BRIEF:
In the data that follows, count each line with the string "Yahoo"; the reply is the number only.

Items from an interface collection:
=== Begin Enclosure ===
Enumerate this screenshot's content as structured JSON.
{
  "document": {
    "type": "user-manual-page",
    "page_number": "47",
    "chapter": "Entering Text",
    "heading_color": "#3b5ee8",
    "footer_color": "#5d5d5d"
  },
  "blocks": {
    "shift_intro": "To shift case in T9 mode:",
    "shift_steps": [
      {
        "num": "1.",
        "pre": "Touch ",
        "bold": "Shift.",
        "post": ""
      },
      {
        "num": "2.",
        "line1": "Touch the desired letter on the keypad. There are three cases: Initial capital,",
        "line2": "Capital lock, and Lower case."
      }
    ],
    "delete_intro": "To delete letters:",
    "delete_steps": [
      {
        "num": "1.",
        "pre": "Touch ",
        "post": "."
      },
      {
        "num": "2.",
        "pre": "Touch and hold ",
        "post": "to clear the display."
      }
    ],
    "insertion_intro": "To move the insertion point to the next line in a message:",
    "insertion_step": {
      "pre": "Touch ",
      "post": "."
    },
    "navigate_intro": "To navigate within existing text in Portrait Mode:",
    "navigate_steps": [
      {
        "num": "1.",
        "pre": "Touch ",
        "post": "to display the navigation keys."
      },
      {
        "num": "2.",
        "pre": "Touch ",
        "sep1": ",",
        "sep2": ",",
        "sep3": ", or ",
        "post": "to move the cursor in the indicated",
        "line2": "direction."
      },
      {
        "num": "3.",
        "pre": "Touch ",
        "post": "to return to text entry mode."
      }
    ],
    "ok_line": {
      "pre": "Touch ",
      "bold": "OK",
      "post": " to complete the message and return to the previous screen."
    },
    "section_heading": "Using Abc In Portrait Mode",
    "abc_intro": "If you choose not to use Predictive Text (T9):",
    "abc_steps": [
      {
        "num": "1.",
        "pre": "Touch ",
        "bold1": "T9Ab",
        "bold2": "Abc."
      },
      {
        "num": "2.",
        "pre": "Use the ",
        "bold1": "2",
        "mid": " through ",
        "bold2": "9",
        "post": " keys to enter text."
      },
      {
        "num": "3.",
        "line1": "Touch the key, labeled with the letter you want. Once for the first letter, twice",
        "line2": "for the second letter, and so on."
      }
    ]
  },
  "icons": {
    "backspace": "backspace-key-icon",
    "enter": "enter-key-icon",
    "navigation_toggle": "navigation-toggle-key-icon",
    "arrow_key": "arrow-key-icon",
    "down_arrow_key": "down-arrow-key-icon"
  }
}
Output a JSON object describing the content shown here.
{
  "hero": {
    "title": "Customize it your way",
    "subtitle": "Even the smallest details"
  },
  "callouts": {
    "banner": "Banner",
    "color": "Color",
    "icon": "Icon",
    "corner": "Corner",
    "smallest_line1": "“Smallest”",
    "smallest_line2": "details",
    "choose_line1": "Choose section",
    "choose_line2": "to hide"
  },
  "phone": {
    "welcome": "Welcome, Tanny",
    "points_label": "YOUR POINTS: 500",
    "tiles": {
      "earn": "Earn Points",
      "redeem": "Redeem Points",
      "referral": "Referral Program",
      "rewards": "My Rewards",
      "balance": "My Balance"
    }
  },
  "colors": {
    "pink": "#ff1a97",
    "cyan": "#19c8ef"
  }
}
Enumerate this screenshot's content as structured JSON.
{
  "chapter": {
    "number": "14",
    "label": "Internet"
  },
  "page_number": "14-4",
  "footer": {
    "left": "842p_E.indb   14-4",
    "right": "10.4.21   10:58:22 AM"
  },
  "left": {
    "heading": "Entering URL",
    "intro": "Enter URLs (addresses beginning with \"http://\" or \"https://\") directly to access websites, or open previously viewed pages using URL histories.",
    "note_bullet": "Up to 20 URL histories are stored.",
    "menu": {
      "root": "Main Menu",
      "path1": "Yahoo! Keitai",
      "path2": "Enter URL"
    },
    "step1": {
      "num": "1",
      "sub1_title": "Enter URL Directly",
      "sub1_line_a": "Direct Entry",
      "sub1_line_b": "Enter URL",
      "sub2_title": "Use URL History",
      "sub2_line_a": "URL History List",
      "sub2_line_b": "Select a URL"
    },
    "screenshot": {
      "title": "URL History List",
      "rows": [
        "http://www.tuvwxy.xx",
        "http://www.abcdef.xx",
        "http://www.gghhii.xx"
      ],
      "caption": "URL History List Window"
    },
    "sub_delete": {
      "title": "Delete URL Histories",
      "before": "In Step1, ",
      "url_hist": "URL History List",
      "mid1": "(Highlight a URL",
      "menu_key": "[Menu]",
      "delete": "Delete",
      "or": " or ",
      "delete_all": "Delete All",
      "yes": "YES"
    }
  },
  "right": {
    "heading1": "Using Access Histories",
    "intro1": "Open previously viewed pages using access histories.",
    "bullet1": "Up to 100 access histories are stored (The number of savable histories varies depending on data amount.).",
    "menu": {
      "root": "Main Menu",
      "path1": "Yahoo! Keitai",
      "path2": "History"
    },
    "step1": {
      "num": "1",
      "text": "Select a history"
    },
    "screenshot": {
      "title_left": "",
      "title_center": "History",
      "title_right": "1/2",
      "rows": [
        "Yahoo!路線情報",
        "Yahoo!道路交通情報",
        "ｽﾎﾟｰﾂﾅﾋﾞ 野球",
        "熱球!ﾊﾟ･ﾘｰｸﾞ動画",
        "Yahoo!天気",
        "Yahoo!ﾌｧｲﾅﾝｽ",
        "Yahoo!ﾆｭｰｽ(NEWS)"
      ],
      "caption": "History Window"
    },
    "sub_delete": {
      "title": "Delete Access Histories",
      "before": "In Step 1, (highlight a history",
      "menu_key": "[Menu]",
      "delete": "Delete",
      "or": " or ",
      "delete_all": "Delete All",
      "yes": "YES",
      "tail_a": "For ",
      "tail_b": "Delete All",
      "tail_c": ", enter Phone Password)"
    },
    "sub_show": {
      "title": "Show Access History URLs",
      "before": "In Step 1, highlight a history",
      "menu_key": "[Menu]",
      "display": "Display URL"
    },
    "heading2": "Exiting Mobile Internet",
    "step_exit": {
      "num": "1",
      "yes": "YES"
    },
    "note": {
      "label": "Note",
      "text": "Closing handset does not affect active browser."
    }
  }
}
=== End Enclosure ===
RESPONSE TO THE TASK:
7